Objects that are relatively “identical” in space are known as
These can be variable stars of a special type, the so-called Cepheids. They pulsate in the same way, ie. emit the same luminous flux at regular intervals. Other such objects, which are even more accurate indicators of distances, are type IA supernovae. They represent the thermonuclear destruction of a star (actually a pair of stars). Due to the peculiarities of the process, the same energy is always released. That’s why supernovae IA are the best standard candles we know.
It was supernova research that showed in 1997 that the universe was expanding. Since the energy released during an explosion is always the same, the difference we observe (paler or brighter explosions) is caused solely by a difference in the dynamics of space. In this way we can get a map of the evolution of space over time. It turns out that in the first about 8-9 billion years after the explosion, the universe slows down, as might be expected, and then suddenly begins to expand, with acceleration!
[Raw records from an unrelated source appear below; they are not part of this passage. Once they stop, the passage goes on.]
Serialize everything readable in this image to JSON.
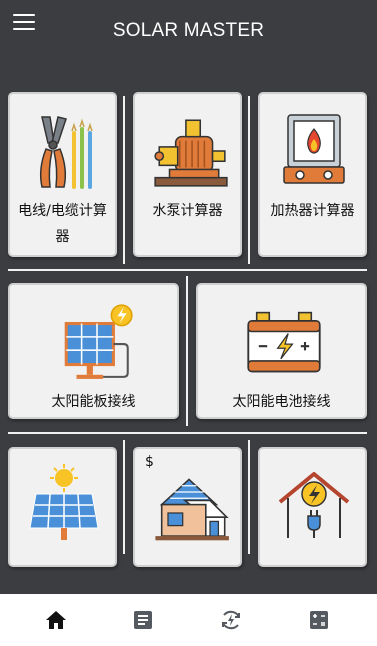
{
  "header": {
    "title": "SOLAR MASTER",
    "menu_icon": "hamburger-menu-icon"
  },
  "calculators": [
    {
      "label": "电线/电缆计算器",
      "icon": "wire-cutter-cables-icon"
    },
    {
      "label": "水泵计算器",
      "icon": "water-pump-icon"
    },
    {
      "label": "加热器计算器",
      "icon": "heater-icon"
    }
  ],
  "wiring": [
    {
      "label": "太阳能板接线",
      "icon": "solar-panel-wiring-icon"
    },
    {
      "label": "太阳能电池接线",
      "icon": "battery-wiring-icon"
    }
  ],
  "more": [
    {
      "label": "",
      "icon": "solar-panel-sun-icon"
    },
    {
      "label": "$",
      "icon": "solar-house-icon"
    },
    {
      "label": "",
      "icon": "home-energy-icon"
    }
  ],
  "bottom_nav": [
    {
      "icon": "home-icon"
    },
    {
      "icon": "article-icon"
    },
    {
      "icon": "energy-cycle-icon"
    },
    {
      "icon": "calculator-icon"
    }
  ],
  "colors": {
    "background": "#3b3d41",
    "card": "#f1f1f1",
    "accent_orange": "#e07b39",
    "solar_blue": "#4a90d9",
    "bolt_yellow": "#f7c325"
  }
}
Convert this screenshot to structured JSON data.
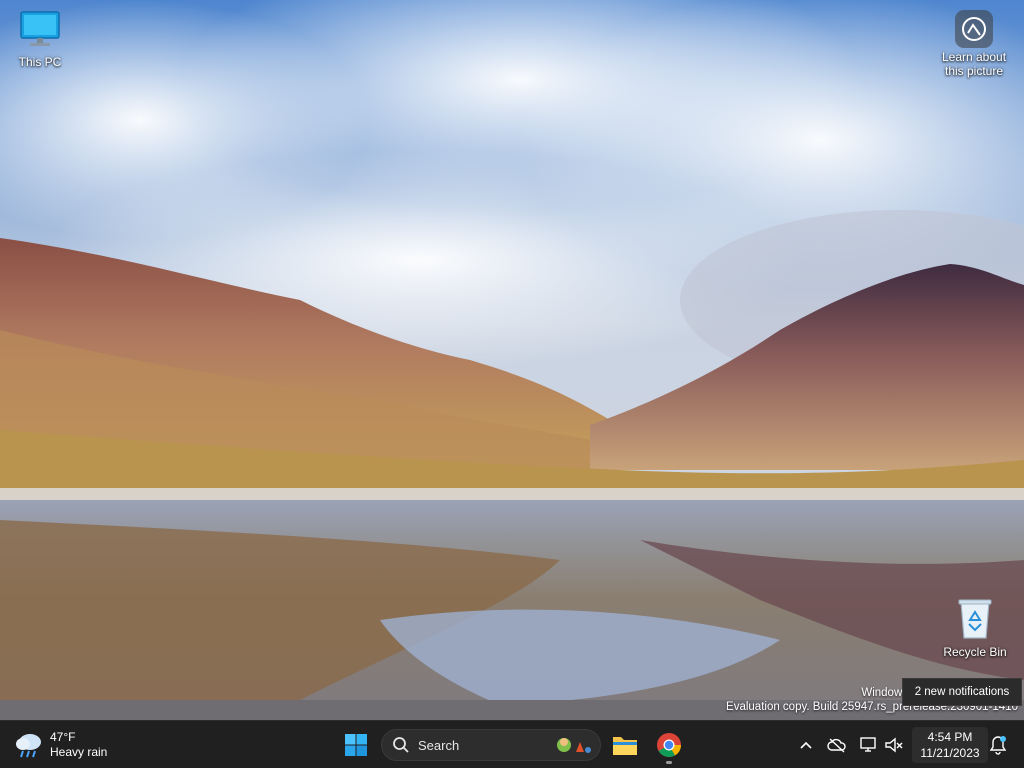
{
  "desktop": {
    "icons": {
      "this_pc": "This PC",
      "learn_line1": "Learn about",
      "learn_line2": "this picture",
      "recycle_bin": "Recycle Bin"
    },
    "watermark": {
      "line1": "Windows",
      "line2": "Evaluation copy. Build 25947.rs_prerelease.230901-1410"
    },
    "notification_tooltip": "2 new notifications"
  },
  "taskbar": {
    "weather": {
      "temperature": "47°F",
      "condition": "Heavy rain",
      "icon": "weather-rain-icon"
    },
    "search_placeholder": "Search",
    "pinned": [
      "start-button",
      "search-box",
      "file-explorer",
      "google-chrome"
    ],
    "tray": {
      "icons": [
        "chevron-up-icon",
        "cloud-offline-icon",
        "network-icon",
        "volume-muted-icon"
      ],
      "time": "4:54 PM",
      "date": "11/21/2023"
    }
  },
  "colors": {
    "taskbar_bg": "#202020",
    "accent_blue": "#0078d4"
  }
}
this is a huge paradox and the reason for the accelerating expansion is still unknown. To explain it, scientists reintroduce Einstein’s cosmological constant into the equations, but with the opposite sign – i.e. it acts as antigravity and expands space rapidly.
However, it seems that Einstein was not so wrong.
Today we know that dark energy occupies about 70 percent of the total energy density of the universe. We have no idea why its action begins or what its nature is. It is possible that over time its strength decreases or increases.
Depending on this, there are two scenarios for the end of our universe. If the cosmological constant continues to operate and intensify, then we will expand forever. If, on the contrary, its force decreases and gravity wins, then the end of our cosmos may be the Great Crash. Then, why not, maybe the new universe will be born in a new cosmic Big Bang. But for now, these are just mysteries whose answers are yet to be discovered.